Palm branches were traditionally used on festive occasions as symbols of joy and triumph (Leviticus 23:40; Nehemiah 8:15). Kings and conquerors were greeted with palm branches strewn in front of them and waves in the air. Victors of the Grecian games returned triumphantly to their homes, waving palm branches.
The people in the book of Revelation are shown holding palm branches and proclaiming eternal victory to our Savior, who delivered us from sin. People celebrate Christ’s everlasting victory as King.
“After this, I looked, and before me was a great multitude that no one could count, from every nation, tribe, people, and language, standing before the throne and the Lamb. They were wearing white robes and were holding palm branches in their hands” (Revelation 7:9).
The Importance Of Palm Branches Today
Palm Sunday marks the start of Holy Week, a solemn week dedicated to the final days of Jesus Christ’s life. To commemorate Palm Sunday, Christian churches distribute palm branches to worshippers before the start of the mass. Biblically, as Jesus rode into Jerusalem, throngs of believers greeted him with palm leaves. They were the ideal symbol for a triumphant yet peaceful hero.

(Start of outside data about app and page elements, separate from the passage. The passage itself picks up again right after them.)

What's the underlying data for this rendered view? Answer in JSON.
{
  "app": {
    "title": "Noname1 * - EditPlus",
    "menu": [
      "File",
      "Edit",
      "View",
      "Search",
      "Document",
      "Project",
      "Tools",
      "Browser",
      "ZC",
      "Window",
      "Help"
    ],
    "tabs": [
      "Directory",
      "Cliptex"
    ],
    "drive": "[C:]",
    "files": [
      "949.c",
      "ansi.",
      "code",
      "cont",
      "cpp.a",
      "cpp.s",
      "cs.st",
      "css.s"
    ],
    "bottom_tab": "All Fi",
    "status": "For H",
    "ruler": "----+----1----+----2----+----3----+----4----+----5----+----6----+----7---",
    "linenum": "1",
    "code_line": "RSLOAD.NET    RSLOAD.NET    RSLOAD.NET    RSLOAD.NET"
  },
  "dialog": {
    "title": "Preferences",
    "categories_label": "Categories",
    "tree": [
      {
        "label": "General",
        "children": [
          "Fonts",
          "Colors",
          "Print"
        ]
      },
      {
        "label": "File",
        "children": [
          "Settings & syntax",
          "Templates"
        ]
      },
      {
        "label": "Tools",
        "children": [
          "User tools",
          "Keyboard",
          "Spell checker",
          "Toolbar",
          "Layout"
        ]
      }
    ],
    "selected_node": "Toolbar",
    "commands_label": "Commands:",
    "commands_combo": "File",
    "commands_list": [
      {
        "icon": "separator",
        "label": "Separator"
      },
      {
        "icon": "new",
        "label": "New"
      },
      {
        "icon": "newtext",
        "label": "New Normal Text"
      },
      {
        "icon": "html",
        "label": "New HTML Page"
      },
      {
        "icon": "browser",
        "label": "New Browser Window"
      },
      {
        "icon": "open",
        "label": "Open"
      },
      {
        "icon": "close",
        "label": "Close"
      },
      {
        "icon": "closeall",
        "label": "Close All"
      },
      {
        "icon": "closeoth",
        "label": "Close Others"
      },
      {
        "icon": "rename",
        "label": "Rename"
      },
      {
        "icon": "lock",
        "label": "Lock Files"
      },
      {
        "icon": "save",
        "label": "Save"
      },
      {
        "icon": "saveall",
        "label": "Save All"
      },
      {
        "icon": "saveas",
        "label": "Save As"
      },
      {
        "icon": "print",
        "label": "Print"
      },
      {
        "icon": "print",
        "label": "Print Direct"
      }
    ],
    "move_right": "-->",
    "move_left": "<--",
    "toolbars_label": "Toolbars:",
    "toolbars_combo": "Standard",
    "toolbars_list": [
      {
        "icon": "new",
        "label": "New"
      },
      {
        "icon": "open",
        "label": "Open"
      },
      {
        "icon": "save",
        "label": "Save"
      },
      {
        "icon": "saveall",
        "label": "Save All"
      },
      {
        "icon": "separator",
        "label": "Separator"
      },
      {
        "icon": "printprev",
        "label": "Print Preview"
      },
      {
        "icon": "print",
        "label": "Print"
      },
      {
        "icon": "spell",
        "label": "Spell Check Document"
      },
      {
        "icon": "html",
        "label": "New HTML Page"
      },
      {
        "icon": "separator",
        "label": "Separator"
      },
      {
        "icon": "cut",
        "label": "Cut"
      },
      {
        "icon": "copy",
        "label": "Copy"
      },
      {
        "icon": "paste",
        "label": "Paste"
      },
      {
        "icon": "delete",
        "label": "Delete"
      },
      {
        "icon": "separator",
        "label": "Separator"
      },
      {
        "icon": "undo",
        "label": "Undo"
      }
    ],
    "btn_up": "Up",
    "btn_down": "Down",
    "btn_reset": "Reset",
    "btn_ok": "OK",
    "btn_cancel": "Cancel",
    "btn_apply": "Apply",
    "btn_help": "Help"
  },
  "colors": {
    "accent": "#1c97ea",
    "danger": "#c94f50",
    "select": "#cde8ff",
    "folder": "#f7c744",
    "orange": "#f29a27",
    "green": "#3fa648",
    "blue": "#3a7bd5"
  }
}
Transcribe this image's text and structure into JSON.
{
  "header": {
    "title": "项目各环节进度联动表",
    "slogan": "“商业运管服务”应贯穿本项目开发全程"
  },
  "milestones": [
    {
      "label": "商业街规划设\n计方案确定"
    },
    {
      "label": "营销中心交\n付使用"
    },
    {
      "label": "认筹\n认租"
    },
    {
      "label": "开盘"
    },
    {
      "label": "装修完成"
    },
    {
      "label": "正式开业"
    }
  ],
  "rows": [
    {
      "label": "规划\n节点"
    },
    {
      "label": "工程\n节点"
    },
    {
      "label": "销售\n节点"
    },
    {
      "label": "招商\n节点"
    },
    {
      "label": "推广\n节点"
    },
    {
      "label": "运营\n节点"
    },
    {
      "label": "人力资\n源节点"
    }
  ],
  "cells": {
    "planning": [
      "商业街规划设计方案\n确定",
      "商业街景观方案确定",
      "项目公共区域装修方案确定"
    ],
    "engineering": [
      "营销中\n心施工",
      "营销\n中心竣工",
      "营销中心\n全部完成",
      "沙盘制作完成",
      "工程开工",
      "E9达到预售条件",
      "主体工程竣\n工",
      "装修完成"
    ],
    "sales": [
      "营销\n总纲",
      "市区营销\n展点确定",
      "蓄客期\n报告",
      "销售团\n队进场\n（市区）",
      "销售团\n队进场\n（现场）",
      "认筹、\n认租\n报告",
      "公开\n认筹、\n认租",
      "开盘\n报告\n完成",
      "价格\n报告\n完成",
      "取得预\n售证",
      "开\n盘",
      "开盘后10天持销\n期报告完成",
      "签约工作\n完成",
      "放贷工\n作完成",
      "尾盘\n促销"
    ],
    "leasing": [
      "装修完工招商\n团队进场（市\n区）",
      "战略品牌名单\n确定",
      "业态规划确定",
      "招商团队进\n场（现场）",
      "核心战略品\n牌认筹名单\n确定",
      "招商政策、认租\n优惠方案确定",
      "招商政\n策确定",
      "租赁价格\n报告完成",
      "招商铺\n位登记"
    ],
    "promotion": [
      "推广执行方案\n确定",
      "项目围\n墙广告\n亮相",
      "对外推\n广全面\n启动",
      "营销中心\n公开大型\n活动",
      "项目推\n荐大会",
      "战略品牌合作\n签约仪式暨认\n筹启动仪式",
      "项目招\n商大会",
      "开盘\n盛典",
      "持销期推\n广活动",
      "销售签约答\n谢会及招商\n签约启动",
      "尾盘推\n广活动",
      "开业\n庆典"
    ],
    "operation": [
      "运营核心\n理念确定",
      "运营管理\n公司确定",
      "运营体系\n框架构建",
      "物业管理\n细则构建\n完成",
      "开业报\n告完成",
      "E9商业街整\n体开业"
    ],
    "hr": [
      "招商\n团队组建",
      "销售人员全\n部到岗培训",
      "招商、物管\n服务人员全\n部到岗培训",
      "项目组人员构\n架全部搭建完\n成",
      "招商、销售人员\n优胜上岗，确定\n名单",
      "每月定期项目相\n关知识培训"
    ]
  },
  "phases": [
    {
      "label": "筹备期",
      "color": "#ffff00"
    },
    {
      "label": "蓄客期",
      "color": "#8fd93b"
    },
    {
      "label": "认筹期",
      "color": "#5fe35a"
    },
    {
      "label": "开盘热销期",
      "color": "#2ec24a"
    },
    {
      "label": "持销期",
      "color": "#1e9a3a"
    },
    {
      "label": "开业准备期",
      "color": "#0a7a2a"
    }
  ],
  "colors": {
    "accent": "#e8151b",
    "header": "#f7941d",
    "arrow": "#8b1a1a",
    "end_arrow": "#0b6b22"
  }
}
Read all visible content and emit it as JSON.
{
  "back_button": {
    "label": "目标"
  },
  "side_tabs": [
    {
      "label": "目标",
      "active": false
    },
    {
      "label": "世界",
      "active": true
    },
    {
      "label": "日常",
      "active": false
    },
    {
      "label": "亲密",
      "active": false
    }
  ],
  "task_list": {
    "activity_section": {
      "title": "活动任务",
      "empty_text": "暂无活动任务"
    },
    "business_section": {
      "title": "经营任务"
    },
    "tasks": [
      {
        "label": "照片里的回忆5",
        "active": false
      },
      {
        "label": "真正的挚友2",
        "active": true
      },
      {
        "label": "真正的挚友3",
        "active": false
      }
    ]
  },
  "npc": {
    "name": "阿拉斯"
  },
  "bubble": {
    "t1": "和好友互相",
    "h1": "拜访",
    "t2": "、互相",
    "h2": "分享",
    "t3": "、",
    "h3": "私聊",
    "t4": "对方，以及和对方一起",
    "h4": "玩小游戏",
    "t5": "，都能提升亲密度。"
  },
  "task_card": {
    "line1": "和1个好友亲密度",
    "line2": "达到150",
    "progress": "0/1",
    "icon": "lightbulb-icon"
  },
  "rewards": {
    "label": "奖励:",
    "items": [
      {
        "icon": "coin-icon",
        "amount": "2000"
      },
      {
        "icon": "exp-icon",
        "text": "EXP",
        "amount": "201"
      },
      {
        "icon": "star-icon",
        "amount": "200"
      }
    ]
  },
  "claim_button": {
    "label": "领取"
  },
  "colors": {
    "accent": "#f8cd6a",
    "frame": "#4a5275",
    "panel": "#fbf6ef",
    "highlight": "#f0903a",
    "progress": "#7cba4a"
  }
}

Many followers save, dry, and braid palm leaves. The braided leaves are placed on a crucifix in their home and replaced the following year. The palms are also saved by the church and burned the next year to make the ashes used on Ash Wednesday. Customary Palm Sunday observances include waving palm branches in procession, blessing palms, and making small crosses with palm fronds.
Palm Sunday commemorates Christ’s sacrificial death on the cross, praises him for the gift of salvation, and anticipates His second coming. People hold palm branches to symbolize our eternal life due to His death for us.
Palm Sunday is characterized by the blessing and distribution of palm branches to the believers. Palm branches are a symbol of victory, triumph, and eternal peace. Palm branches represent the spiritual salvation from sin’s bonds that Jesus Christ paid for on the cross.
On Palm Sunday, when you are given a palm branch, wave it in honor of our Savior. May this serve as a reminder that there is strength and power in the name of the Lord. There is hope in the name of the Lord, for Christians are delivered from eternal punishment and given the hope of salvation.